But while I understand the Third Estate’s frustrations with the French monarchy, I’m not clear on why these fans hate David Stern so much. Don’t get me wrong, I’ve never been his biggest fan. And pretty much every commissioner in professional sports, whether it be the NHL’s Gary Bettman, MLB’s Bud Selig or the NFL’s Roger Goodell, is a frequent target of derision.
But, when Stern took the stage, the jeering was so instinctive and prolonged that I felt like something deeper than the casual fan’s distrust of league front offices was at play.
Oddly enough, ever since the 1985 Draft Lottery, NBA fans outside the Tri-State area are fond of characterizing Stern as a Knickerbocker in management’s clothing. It’s common for fans of small market teams to believe Stern is always plotting on behalf of New York, Los Angeles and Boston. But why a crowd of mostly Knicks fans would harbor such bitterness towards the man is, at least to me, not immediately obvious.
Then again, it hardly ended with Stern. Boos were still raining down from the auditorium over three and a half hours into the program, when I left. The first four or five picks — highly anticipated players such as Kentucky’s John Wall and DeMarcus Cousins, Ohio State’s Evan Turner and Georgia Tech’s Derrick Favors — received a mixture of cheers and jeers. But whatever little positivity the crowd contained was expended quickly and before long the announcement of each pick was met solely by bile.

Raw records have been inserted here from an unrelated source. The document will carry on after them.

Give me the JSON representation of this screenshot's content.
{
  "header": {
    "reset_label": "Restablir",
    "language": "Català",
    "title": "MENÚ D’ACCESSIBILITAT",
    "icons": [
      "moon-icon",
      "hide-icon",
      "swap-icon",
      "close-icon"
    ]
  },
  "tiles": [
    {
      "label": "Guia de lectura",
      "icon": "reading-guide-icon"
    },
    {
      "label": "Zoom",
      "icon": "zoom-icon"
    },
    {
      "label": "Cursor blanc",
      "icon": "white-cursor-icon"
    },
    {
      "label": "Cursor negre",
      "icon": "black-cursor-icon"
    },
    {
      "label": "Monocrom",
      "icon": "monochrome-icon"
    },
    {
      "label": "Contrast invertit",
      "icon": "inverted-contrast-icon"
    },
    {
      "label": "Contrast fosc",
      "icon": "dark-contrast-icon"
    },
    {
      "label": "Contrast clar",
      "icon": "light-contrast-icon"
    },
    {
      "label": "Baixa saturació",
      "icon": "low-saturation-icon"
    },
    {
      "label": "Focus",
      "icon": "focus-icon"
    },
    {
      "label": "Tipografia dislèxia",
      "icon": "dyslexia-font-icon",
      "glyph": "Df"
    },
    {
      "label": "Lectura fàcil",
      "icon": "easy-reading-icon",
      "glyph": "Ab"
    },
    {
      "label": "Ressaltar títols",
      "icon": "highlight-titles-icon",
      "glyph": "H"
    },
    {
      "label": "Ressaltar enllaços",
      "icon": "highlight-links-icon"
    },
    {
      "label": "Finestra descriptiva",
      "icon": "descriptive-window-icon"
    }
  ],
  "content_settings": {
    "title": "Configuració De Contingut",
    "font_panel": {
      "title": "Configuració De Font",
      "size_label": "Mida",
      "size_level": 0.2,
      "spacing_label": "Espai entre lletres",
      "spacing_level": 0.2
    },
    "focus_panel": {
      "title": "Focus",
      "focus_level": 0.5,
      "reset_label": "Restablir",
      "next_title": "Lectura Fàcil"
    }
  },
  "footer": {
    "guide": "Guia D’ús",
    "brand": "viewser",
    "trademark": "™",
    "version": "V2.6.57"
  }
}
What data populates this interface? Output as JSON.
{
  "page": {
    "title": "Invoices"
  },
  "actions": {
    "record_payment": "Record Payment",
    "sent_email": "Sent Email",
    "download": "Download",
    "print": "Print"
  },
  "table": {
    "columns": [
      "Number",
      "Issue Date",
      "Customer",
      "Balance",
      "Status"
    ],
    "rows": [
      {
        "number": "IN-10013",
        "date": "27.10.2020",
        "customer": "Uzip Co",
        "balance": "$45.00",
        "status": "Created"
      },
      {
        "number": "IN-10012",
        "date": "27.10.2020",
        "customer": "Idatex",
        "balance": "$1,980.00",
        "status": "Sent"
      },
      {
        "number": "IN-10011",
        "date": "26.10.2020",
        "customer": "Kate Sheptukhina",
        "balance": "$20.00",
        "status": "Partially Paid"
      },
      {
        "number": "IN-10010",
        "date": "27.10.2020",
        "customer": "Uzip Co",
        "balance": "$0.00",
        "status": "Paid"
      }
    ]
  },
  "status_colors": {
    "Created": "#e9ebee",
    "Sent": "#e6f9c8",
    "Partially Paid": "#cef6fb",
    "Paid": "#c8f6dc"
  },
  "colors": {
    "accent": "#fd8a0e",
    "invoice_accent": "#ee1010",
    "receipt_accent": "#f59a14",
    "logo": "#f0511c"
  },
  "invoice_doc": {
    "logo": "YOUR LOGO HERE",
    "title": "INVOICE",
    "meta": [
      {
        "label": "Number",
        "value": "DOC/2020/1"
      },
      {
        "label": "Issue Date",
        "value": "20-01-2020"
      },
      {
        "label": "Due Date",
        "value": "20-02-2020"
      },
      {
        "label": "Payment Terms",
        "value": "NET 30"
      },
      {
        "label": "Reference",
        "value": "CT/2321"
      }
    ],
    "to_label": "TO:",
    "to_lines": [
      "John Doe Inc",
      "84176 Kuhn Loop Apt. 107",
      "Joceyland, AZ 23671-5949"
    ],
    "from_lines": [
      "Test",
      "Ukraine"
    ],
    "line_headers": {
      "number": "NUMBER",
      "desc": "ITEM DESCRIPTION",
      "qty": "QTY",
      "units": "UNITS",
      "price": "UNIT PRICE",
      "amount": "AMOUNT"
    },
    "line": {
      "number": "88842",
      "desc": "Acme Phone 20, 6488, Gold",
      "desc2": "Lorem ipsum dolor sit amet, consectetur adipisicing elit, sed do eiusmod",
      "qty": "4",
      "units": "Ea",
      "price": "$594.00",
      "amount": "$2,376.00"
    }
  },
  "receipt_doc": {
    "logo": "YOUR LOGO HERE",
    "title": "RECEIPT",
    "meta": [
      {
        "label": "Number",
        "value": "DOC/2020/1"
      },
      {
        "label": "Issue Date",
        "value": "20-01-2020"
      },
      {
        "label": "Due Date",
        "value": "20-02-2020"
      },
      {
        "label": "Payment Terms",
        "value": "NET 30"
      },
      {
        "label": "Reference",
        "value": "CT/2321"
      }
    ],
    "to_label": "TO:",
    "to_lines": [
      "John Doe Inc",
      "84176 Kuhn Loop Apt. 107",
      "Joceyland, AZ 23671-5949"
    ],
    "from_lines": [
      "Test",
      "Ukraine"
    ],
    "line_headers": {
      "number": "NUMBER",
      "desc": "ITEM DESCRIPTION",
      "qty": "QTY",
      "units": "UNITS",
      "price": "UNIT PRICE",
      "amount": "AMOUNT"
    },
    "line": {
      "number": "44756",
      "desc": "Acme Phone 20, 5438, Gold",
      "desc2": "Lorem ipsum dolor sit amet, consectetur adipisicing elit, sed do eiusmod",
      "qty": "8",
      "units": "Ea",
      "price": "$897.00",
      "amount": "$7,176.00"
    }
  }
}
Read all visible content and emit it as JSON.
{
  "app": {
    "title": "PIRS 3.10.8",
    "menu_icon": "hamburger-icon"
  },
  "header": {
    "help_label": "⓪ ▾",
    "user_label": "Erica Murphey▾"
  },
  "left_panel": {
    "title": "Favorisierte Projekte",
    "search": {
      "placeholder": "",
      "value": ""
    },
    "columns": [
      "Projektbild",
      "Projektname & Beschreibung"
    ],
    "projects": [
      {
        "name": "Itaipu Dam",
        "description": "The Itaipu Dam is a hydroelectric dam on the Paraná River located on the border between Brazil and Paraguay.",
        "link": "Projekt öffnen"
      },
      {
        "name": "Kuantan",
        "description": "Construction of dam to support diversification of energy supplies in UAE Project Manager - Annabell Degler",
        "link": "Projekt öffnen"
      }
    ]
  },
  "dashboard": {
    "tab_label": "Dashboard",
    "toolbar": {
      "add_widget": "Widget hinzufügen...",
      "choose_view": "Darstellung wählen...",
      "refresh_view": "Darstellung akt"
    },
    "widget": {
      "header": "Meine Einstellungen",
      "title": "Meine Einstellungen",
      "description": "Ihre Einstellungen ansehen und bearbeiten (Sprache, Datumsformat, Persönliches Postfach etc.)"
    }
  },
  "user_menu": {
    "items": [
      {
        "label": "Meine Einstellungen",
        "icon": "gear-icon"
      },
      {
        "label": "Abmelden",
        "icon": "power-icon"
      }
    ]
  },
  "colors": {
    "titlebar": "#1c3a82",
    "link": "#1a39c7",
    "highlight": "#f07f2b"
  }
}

For all their outrage, those in attendance — mostly young men who looked to be in their late teens or twenties — were not without a sense of humor. Deputy NBA Commissioner Adam Silver was met with the chant “Sexy Silver,” while former Knicks head coach and ABC/ESPN play-by-play analyst Jeff Van Gundy’s name became an anthem for the crowd.
At other moments, however, their nastiness passed the point of excusability. In particular, their response to foreign-born players, who they booed even louder and more virulently, was distressing. Fan xenophobia is an increasingly common concern for NBA observers, and the crowd did little to disprove the allegation.
Still, they didn’t simply boo foreign players, or league management, rival franchises or misguided selections. They just booed.
What is so wrong with Luke Babbitt or Craig Brackins or Daniel Orton? To me, these guys are just names I vaguely remember from the NCAA tournament in March. To the fans at MSG, they were an enemy, an outlet, an opportunity to take someone who will almost certainly be wealthier and more famous than they are down a peg or two.
At least that could be their motivation. I really don’t know. That’s why I’ve got to go back.